There’s a fascinating article in The Guardian about one of the least understood aspects of human nature: experiences like blindness, paralysis and seizures that seem to mimic gross damage to the nervous system but aren’t explained by it. People can experience profound blindness, for example, but have no detectable damage to their visual system.
These difficulties have various names: conversion disorder, hysteria, dissociative disorder, medically unexplained symptoms, functional neurological symptoms, somatoform disorder, or are denoted by adding the word ‘functional’ or ‘psychogenic’ to the disability.
The original concept, usually falsely attributed to Freud but actually first suggested by French psychologist Pierre Janet, was that emotional disturbance was being expressed as a physical problem, potentially as a form of psychological defence mechanism.

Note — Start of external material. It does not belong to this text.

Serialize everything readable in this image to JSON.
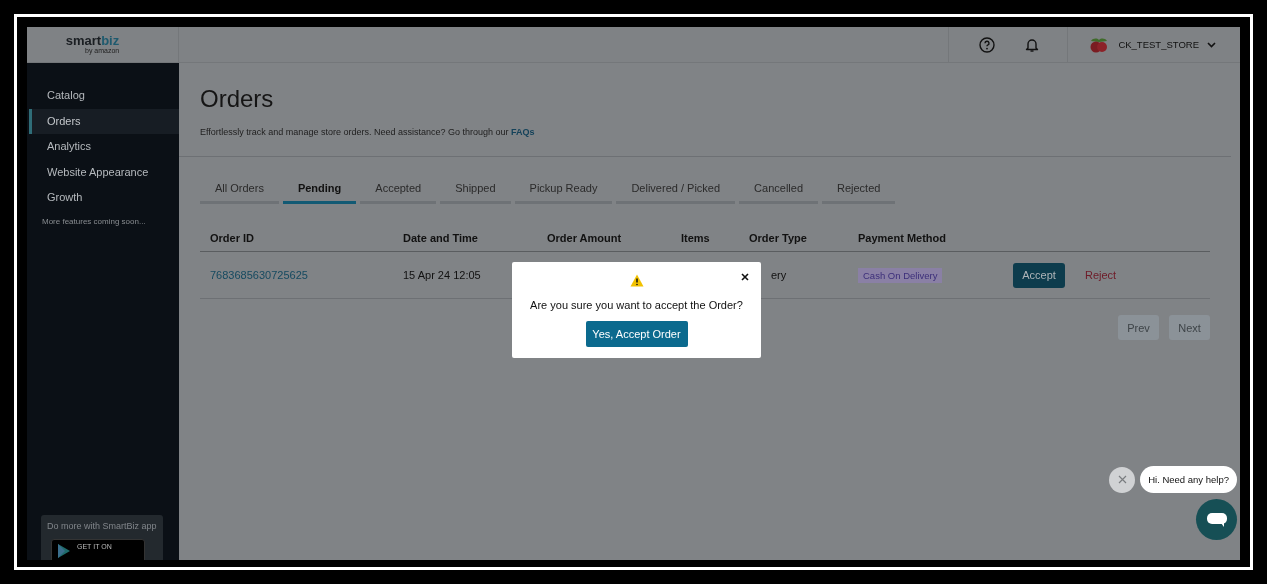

This is the origin of one of the modern names – ‘conversion disorder’ – but it’s not clear that ’emotion being converted into a physical symptom’ is a good explanation. We do know, however, that these experiences are more likely in people with a history of trauma, stress or emotional difficulties.
Crucially, people affected by these conditions feel no voluntary control over their symptoms – they’re not faking – but if you understand the nervous system you can often see how the symptoms aren’t consistent with the disabilities they appear to mimic.
For example, in the article, the neurologist tests a patient’s blindness like so:
He took from his bag a small rotating drum painted in black and white stripes. He held it in front of Yvonne and spun it quickly. Her eyes flickered from side to side in response to it, involuntarily drawn to the spinning stripes.
If the patient was blind due to damage to the eye, retina or optic nerve, visual material wouldn’t cause an involuntary eye tracking response, because the visual information would never make it to the brain.
So strikingly, the visual information is clearly being perceived at one level but is not accessible to the conscious mind – and it is this dramatic dissociation between the conscious and unconscious which is at the core of the problem, and is so poorly understood.
Unfortunately, these problems have also been traditionally stigmatised within medicine with people affected by them sometimes treated as fakers or time-wasters.
Similarly, to patients, the problems often feel as if “something has gone wrong with their bodies” meaning it can be difficult to hear that the origin may be psychological – partly of course, due to the common misconception that ‘psychological’ means ‘under your control’.
So this is why The Guardian article is so interesting because it is a little discussed area that needs a wider understanding both clinically and scientifically.
It describes several people with exactly these difficulties and how they are experienced.
Apparently, it’s taken from a new book by the same neurologist which is entirely about ‘functional neurological symptoms’ which could be equally as interesting.
Link to ‘You think I’m mad?’ – the truth about psychosomatic illness.